__WHAT IS EXPECTED__. In the entries below, every line with the string "this" is to be reported.

__DATA FOR ANALYSIS__.
• • •

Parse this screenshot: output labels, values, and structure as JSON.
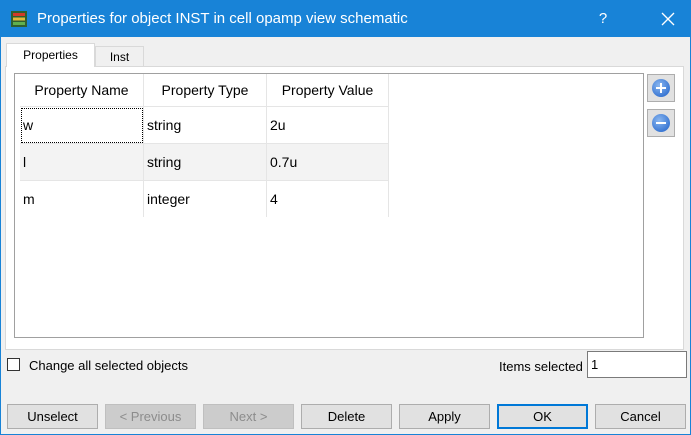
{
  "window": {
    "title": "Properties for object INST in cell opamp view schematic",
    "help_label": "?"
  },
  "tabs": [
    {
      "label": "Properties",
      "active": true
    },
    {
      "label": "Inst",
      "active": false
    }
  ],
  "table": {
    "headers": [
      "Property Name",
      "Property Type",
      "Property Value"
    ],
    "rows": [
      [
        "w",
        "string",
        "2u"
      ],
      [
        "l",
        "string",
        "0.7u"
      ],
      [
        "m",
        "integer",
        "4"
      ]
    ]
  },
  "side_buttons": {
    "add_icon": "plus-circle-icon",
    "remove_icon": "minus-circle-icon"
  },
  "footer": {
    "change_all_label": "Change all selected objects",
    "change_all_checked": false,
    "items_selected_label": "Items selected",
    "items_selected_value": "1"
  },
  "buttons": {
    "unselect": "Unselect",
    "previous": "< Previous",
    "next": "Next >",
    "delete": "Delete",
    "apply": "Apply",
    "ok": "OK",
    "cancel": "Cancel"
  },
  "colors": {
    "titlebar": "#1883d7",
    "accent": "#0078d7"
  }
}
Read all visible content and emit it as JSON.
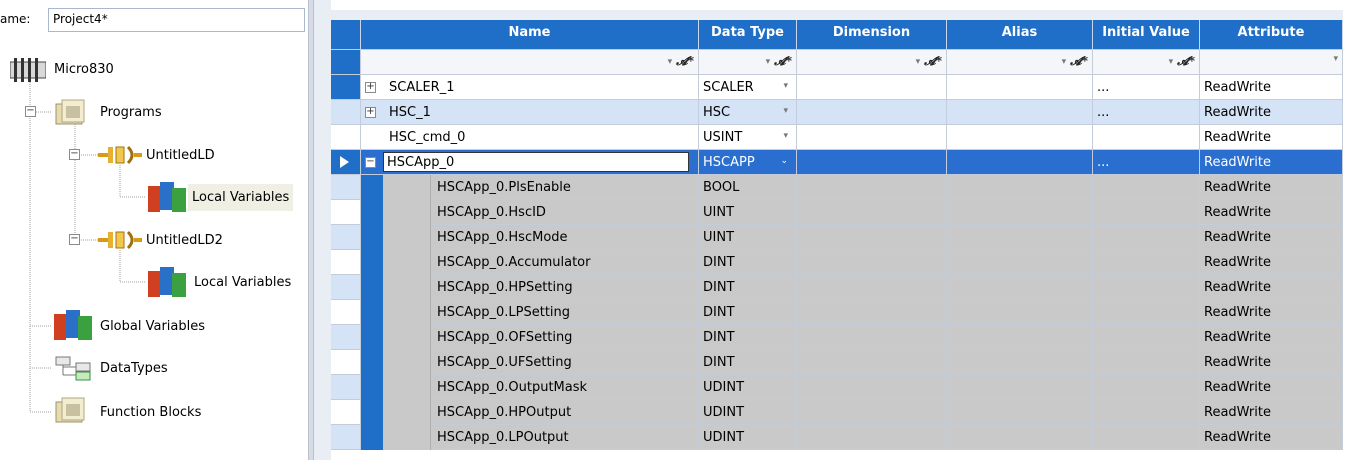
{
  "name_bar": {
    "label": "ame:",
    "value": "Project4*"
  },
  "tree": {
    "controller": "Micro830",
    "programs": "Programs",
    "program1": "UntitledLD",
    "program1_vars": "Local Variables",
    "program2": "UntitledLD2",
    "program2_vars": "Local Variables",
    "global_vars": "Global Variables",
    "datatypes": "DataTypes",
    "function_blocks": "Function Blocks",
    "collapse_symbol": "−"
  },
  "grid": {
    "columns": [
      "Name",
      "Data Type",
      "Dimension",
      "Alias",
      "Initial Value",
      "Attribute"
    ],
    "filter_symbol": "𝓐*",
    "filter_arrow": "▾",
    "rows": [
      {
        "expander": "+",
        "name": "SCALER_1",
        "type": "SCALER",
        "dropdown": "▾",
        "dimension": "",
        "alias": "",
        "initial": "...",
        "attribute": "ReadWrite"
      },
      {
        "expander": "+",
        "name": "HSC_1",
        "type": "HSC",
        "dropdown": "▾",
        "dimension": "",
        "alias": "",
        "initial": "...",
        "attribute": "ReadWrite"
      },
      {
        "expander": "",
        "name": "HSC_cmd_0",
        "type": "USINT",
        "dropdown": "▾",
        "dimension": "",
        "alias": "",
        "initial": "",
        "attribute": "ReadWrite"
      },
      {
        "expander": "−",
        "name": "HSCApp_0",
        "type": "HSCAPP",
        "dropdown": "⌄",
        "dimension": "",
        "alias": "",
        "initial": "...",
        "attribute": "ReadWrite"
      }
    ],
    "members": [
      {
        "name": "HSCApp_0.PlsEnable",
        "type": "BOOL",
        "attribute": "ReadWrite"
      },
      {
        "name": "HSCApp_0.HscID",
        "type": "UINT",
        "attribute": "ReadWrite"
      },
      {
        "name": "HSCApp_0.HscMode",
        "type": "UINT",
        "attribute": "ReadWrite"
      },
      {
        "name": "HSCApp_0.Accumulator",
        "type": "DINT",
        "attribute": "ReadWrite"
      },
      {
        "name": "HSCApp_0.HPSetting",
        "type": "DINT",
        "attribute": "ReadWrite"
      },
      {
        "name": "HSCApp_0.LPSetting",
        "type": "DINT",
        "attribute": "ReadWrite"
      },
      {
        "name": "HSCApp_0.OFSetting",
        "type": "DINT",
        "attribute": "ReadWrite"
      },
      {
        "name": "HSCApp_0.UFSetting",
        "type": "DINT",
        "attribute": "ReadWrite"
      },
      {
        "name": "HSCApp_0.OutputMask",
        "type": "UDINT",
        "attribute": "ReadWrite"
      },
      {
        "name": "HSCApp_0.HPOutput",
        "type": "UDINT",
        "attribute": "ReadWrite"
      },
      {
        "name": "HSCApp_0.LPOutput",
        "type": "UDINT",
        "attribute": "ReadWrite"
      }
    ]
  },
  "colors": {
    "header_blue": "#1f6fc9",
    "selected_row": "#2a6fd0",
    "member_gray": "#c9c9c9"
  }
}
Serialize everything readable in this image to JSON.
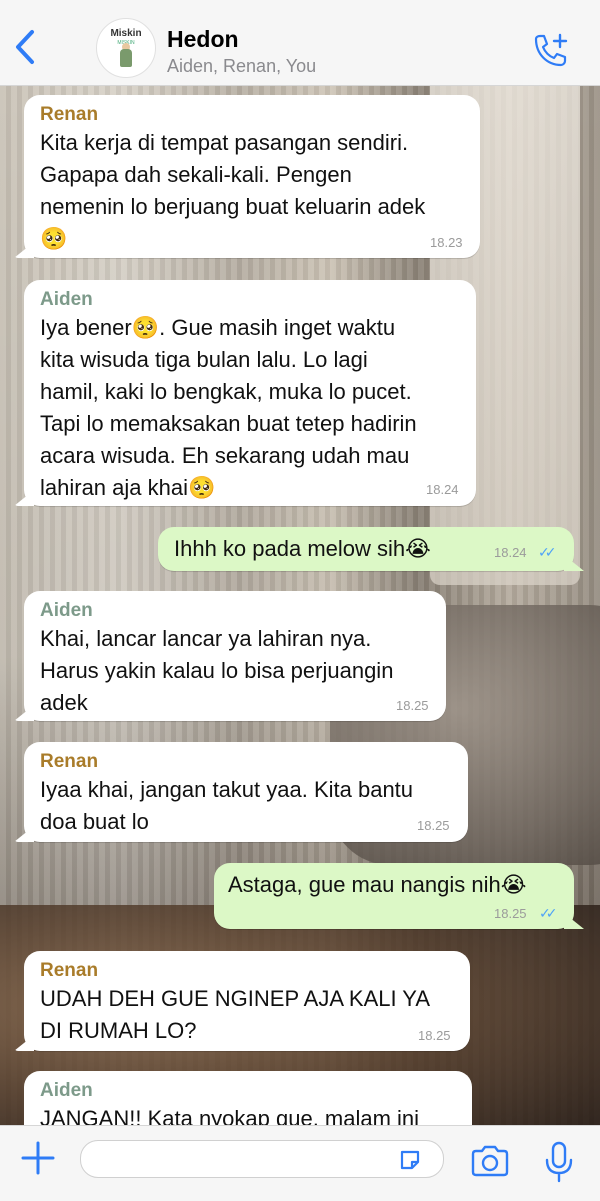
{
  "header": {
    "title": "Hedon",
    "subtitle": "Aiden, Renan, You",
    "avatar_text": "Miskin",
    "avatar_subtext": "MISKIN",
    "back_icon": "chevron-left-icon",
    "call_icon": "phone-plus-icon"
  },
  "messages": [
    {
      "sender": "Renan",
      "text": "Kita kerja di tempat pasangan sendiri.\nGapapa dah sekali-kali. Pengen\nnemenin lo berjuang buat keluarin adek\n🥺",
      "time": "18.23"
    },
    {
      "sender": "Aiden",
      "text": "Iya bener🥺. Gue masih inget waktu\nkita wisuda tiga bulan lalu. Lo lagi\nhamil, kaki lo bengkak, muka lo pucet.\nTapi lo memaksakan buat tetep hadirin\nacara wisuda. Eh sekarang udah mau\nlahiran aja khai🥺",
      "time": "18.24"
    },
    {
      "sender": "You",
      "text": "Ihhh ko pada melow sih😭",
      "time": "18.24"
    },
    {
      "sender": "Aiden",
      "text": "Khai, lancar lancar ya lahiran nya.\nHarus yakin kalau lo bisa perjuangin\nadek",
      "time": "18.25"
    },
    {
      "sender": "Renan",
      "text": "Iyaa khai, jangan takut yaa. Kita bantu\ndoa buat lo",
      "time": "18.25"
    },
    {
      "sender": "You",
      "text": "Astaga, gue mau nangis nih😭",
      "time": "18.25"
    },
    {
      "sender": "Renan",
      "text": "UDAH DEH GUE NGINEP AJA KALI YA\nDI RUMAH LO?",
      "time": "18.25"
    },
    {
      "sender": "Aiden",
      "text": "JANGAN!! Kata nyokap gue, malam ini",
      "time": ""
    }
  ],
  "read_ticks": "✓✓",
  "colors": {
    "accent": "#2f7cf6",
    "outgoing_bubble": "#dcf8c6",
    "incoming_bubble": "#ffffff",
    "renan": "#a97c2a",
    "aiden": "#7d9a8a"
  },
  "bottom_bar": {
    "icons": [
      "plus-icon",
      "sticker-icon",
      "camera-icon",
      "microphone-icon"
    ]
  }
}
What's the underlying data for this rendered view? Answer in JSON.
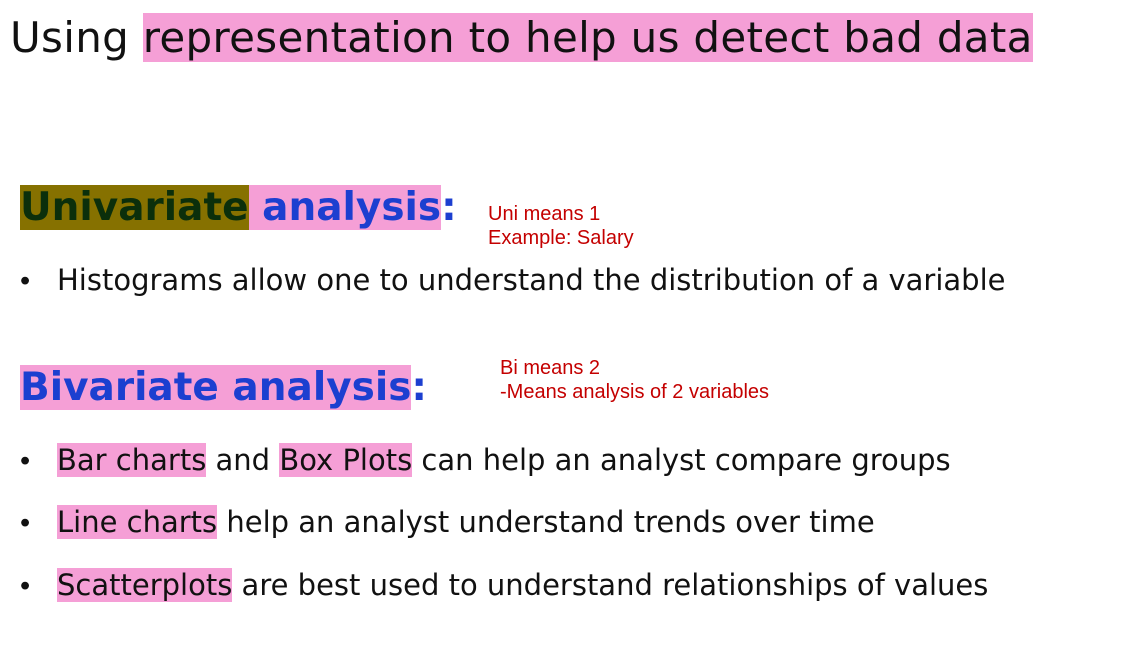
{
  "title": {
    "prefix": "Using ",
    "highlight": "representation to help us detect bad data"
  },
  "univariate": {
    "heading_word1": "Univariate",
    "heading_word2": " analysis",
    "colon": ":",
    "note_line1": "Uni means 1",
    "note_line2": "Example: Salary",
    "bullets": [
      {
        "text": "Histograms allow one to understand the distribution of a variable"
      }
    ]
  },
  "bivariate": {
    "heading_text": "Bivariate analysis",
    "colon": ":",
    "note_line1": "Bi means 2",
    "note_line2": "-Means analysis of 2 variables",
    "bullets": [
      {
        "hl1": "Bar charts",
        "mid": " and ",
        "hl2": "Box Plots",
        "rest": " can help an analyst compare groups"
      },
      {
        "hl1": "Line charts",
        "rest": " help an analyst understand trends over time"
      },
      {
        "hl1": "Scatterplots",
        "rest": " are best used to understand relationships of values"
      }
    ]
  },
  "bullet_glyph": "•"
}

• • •

__COMPLETED EXERCISE__.
Parse this screenshot: output labels, values, and structure as JSON.
Serialize everything readable in this image to JSON.
What's the underlying data for this rendered view? Answer in JSON.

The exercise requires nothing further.